The Metropolitan Police Service is to overhaul its internal grievance processes for all staff complaining of discrimination, bullying,or victimisation, following recommendations made in an independent report by Professor Roy Lewis working with the Advisory, Conciliation, and Arbitration Service (ACAS).
New procedures will be implemented and additional resources, expertise, and training devoted to investigating and resolving these kinds of complaints more effectively.
The move follows an independent review commissioned by the Met of its Fairness at Work (FAW) (staff grievance) policy prompted by the Employment Tribunal case brought by former PC Carol Howard. The Tribunal recommended an independent review after the case highlighted deficiencies in the way her complaints were handled.
Professor Lewis' report recommends a number of areas of improvement particularly how we deal with allegations of discrimination, bullying or harassment which are raised through the FAW process rather than through more formal misconduct processes.
The report also recognises progress already made since the Carol Howard case but highlights results from a survey conducted with more than 11,000 officers and staff which showed a lack of confidence in the current system, particularly when dealing with allegations of discrimination or bullying and harassment.
Assistant Commissioner Martin Hewitt, who leads on professionalism for the Met, said: "It became clear during the Carol Howard case that our internal processes had failed and needed to be improved in a number of key areas.
"The report recognises that we responded straight away by improving our oversight and management of these cases but Professor Lewis and ACAS's work gives us a clear framework from which we will build a better system from the bottom up - one that everyone can have confidence in and has fairness built in.
"We need to recognise that only a very small proportion of our staff and officers feel the need to make complaints about treatment linked to discrimination, bullying or harassment - only 61 colleagues out of a workforce of nearly 50,000 in 2014/15.
"Nevertheless there is complete commitment from the Met's management board to do this properly and devote the necessary resources to it. Over the coming months we will address the recommendations in full and then continue to consult and improve.
"We are especially concerned by the number of people who told us that they fear being victimised if they raise a complaint, regardless of whether that fear is justified. That has never been acceptable but we will be making it very clear to our staff that victimisation will never be tolerated, will be investigated, and will have serious repercussions if it occurs."
Professor Lewis has also shone a light on the way that the effective management of staff grievance policies, under Employment Law, conflicts with the statutory framework for dealing with misconduct under Police Regulations when responding to discrimination complaints. What this means is that staff concerns can be forced too quickly into a misconduct process that is not always well-suited to reaching a satisfactory resolution for workforce disputes. We intend to press the Home Office to make changes so that our grievance procedure can work more effectively.

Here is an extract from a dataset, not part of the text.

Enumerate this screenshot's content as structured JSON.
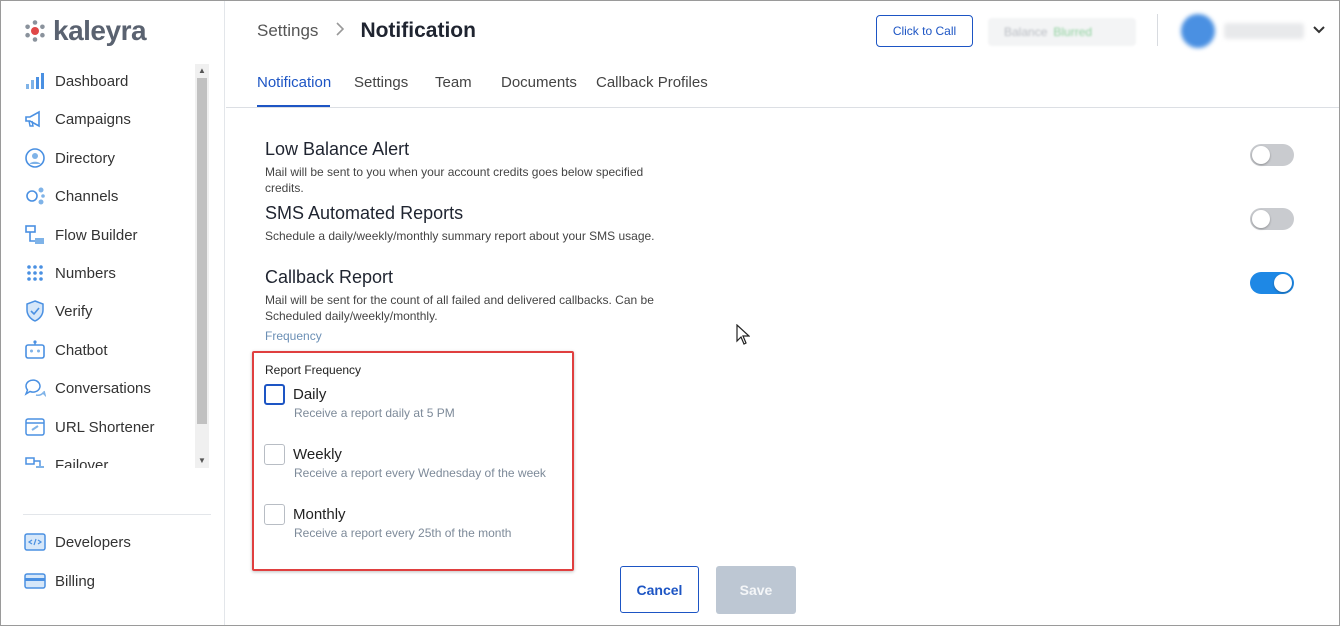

Other actions which will be taken include:
o Creating specialist teams of highly trained individuals to investigate all complaints of discrimination and victimisation. This will include the use of external experts.
o A toughened response and clearer warnings to staff that any form of victimisation towards anyone raising a grievance or reporting misconduct could result in disciplinary action.
o The establishment of a telephone advice line for officers and staff who wish to raise grievances.
o Greater responsibilities, and training and support, for local managers to deal with complaints relating to discrimination or bullying and harassment.
o A new framework for managing workplace disputes or grievances.
Professor Lewis, who reviewed the operation of the Met's grievance procedure in conjunction with ACAS, said: "A grievance process that is fit for purpose is an important aspect of working life in which the Met and its workforce must have full confidence. This is especially the case where grievances involve allegations of discrimination, bullying and harassment. Our report does not pull any punches. Its aim is to provide a frank and constructive analysis in order to enable the Met, in consultation with its officers and staff, to address and remedy the many issues arising in the aftermath of the Carol Howard case. The review is encouraged by the fact that, in carrying out this review, it has received unstinting cooperation from the Met."
Over the next 28 days the Met will undertake a formal consultation process with internal and external stakeholders to seek views on the action plan. Over the next six months the Met will implement these changes. Professor Lewis has been invited to oversee the plan.
The Met will also continue consultation with Staff Associations and Unions regarding the changes to ensure it is doing all it can to improve the system and address the concerns raised in the report and any and all concerns in the future.
Key findings of the survey:
- 69% of those surveyed who made an FAW complaint felt it was not handled fairly.
- 53% of those surveyed who made a FAW were very dissatisfied with the way the FAW procedure has worked.
- 50% of all surveyed who made a FAW were very dissatisfied with the outcome of their case.
- 56% of those surveyed who made a FAW using said they were subject to some form of victimisation.
- 34 % of all surveyed would like someone outside of the MPS to review any further grievance procedures.
- 78% of all surveyed said they would have informal conversations with their manager to begin with.
- 6% of all surveyed reported that they had been the subject of a formal complaint raised by somebody else using the FAW procedure.
- 41% of those who were the subject of a complaint agreed that the complaint against them had been handled fairly.